- Vincent, M., Le Roy, S., Dubus, I. & Surdyk, N. Experimental monitoring of water content and vertical displacements in clayey soils exposed to shrinking and swelling. Revue Française de Géotechnique, 45–58 (2007). 10.1051/geotech/2007120045
- Burnol, A. et al. Wavelet-based analysis of ground deformation coupling satellite acquisitions (Sentinel-1, SMOS) and data from shallow and deep wells in Southwestern France. Scientific Reports 9, 8812 (2019). 10.1038/s41598-019-45302-z
About the Authors:
André Burnol is head of Safety and Performance of underground Uses (SPU) unit of the Risks and Prevention Division (DRP) at the Bureau de Recherches Géologiques et Minières (BRGM, French Geological Survey). He has a PhD in Environmental Geochemistry from the Grenoble University, France. He has worked on modelling the coupling of physical and (bio)geochemical processes controlling the mass transfer between water, gas and solid phases in porous media. His current research topic concerns the safety and performance of gas storage in the sub-surface (e.g. CO2 storage, energy storage).

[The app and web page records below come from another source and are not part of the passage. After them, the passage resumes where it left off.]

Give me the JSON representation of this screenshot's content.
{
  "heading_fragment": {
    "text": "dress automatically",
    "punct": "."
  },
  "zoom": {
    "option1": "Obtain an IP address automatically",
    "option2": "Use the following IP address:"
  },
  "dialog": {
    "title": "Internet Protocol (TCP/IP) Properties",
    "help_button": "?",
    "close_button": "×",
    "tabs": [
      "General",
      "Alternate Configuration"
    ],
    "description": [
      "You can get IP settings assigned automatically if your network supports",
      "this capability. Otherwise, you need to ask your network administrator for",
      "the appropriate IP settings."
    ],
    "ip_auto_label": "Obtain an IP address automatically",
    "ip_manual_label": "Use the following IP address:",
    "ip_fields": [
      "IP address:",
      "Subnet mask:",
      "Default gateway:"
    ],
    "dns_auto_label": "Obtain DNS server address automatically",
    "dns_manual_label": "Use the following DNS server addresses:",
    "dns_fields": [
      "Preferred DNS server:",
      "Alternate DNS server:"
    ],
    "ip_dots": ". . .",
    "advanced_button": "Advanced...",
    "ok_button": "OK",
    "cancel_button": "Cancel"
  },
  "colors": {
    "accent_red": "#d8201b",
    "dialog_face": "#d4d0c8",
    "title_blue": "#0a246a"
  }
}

Daniel Raucoules received the PhD degree from the University Montpellier II, Montpellier, France in 1997. He is a researcher in the DRP Division of BRGM in the domain of space-borne remote sensing tools (mainly radar interferometry and image correlation) applied to the measurement of ground surface deformation since 1999. His research interests include methodological developments and their application to thematics dealing with ground motion, seismotectonic deformation, fluid injection/extraction and post-mining. He received in 2011the “Habilitation à Diriger des Recherches” (HDR) from the University of Orléans, France.
Hideo Aochi is a researcher in seismology at the DRP Division of BRGM. He got a PhD in Geophysics at the University of Tokyo, Japan. He has been working on the mechanics of earthquake and any related deformation process. His current research topic concerns the mechanical and statistical modelling of the induced seismicity for subsurface usage safety.
Sébastien Gourdier is head of the Mass movement and Soil Erosion Risk (RIG) unit at the DRP Division of BRGM. He obtained a diploma of Ingénieur Civil des Mines (Master of Science) at Nancy School of Mines, France. He worked as a Geotechnics Engineer at BRGM since 2010.
post edited by: Gabriele Amato and Valeria Cigala